Missing from every one of these accounts seems to be any acknowledgment of what is truly best for the children involved. Present in all of these tragedies are parents who have done what is best for them, or what they thought was best, even when they might possibly have believed they fought for their children’s welfare. Shared by each case, beyond the often murderously self-involved behavior of the parents, should be the realization that something is very, very wrong with our family court system.
Family court should act in accordance with the welfare of affected children. Functionaries of family court should conduct themselves as if they’ve heard of, and are trying at the very least to pay lip service to, the concept of in loco parentis. Drawing defining lines within families, reuniting through reasonable mediation families torn by strife and guiding families through the often turbulent waters of separations, divorces and custody cases ought to be a process dominated by compassion.
Where does compassion figure in a byzantine, impersonal and seemingly arbitrary system that places children with murderers, makes contract killing seem a viable alternative and drives distraught parents to self-immolate on courthouse steps? How can cases like these be evidence of a system that is anything but broken? Why aren’t we demanding legal reform and cultural reconciliation?
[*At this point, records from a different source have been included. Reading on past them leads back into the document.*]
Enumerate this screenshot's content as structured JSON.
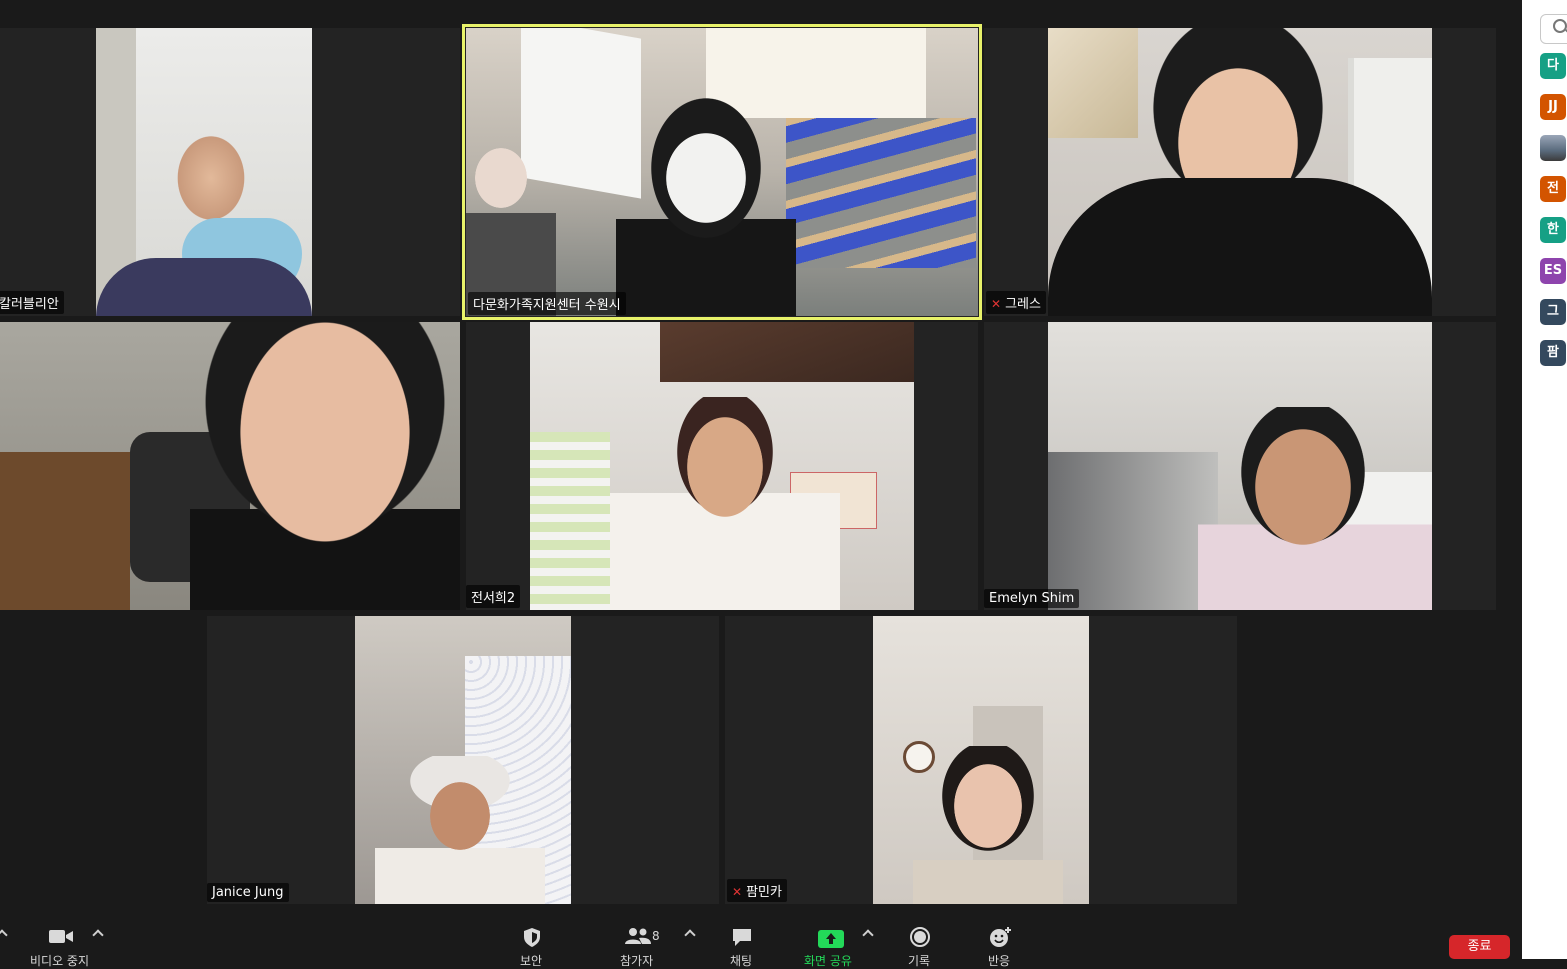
{
  "participants": [
    {
      "name": "칼러블리안",
      "muted": false,
      "active": false
    },
    {
      "name": "다문화가족지원센터 수원시",
      "muted": false,
      "active": true
    },
    {
      "name": "그레스",
      "muted": true,
      "active": false
    },
    {
      "name": "",
      "muted": false,
      "active": false
    },
    {
      "name": "전서희2",
      "muted": false,
      "active": false
    },
    {
      "name": "Emelyn Shim",
      "muted": false,
      "active": false
    },
    {
      "name": "Janice Jung",
      "muted": false,
      "active": false
    },
    {
      "name": "팜민카",
      "muted": true,
      "active": false
    }
  ],
  "sidebar": {
    "avatars": [
      {
        "initials": "다",
        "color": "#16a085"
      },
      {
        "initials": "JJ",
        "color": "#d35400"
      },
      {
        "initials": "",
        "color": "#5a6b7d"
      },
      {
        "initials": "전",
        "color": "#d35400"
      },
      {
        "initials": "한",
        "color": "#16a085"
      },
      {
        "initials": "ES",
        "color": "#8e44ad"
      },
      {
        "initials": "그",
        "color": "#34495e"
      },
      {
        "initials": "팜",
        "color": "#34495e"
      }
    ]
  },
  "toolbar": {
    "video_label": "비디오 중지",
    "security_label": "보안",
    "participants_label": "참가자",
    "participants_count": "8",
    "chat_label": "채팅",
    "share_label": "화면 공유",
    "record_label": "기록",
    "reactions_label": "반응",
    "end_label": "종료"
  },
  "colors": {
    "active_speaker": "#e8f26a",
    "share_green": "#23d959",
    "end_red": "#d6262a",
    "muted_red": "#e03434"
  }
}
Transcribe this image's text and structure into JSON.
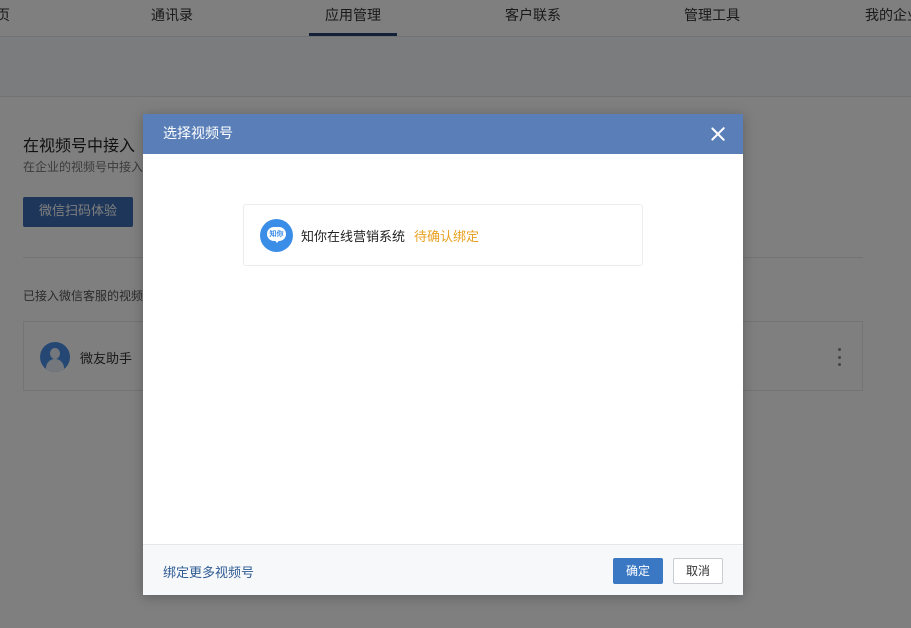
{
  "nav": {
    "items": [
      {
        "label": "页"
      },
      {
        "label": "通讯录"
      },
      {
        "label": "应用管理"
      },
      {
        "label": "客户联系"
      },
      {
        "label": "管理工具"
      },
      {
        "label": "我的企业"
      }
    ],
    "active_index": 2
  },
  "page": {
    "section_title": "在视频号中接入",
    "section_desc": "在企业的视频号中接入",
    "try_button": "微信扫码体验",
    "connected_label": "已接入微信客服的视频号",
    "account": {
      "name": "微友助手",
      "more_icon": "more-vertical-icon"
    }
  },
  "modal": {
    "title": "选择视频号",
    "close_icon": "close-icon",
    "channel": {
      "logo_text": "知你",
      "name": "知你在线营销系统",
      "status": "待确认绑定"
    },
    "footer": {
      "bind_more": "绑定更多视频号",
      "confirm": "确定",
      "cancel": "取消"
    }
  },
  "colors": {
    "header_blue": "#5a7fb8",
    "primary_button": "#3a78c4",
    "status_orange": "#e8a020",
    "link_blue": "#2e5b94",
    "nav_active": "#24436e"
  }
}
“Justice and power,” said Blaise Pascal, “must be brought together, so that whatever is just may be powerful, and whatever is powerful may be just.” Family courts today wield considerable power in society, as arguably they should and must. Until we combine that power with true justice, working earnestly in the best interests of the children and the adults involved, citizens will continue to seek – wrongly – private redress for their perceived grievances.
The longer we permit this, the more martyrs and villains we will produce.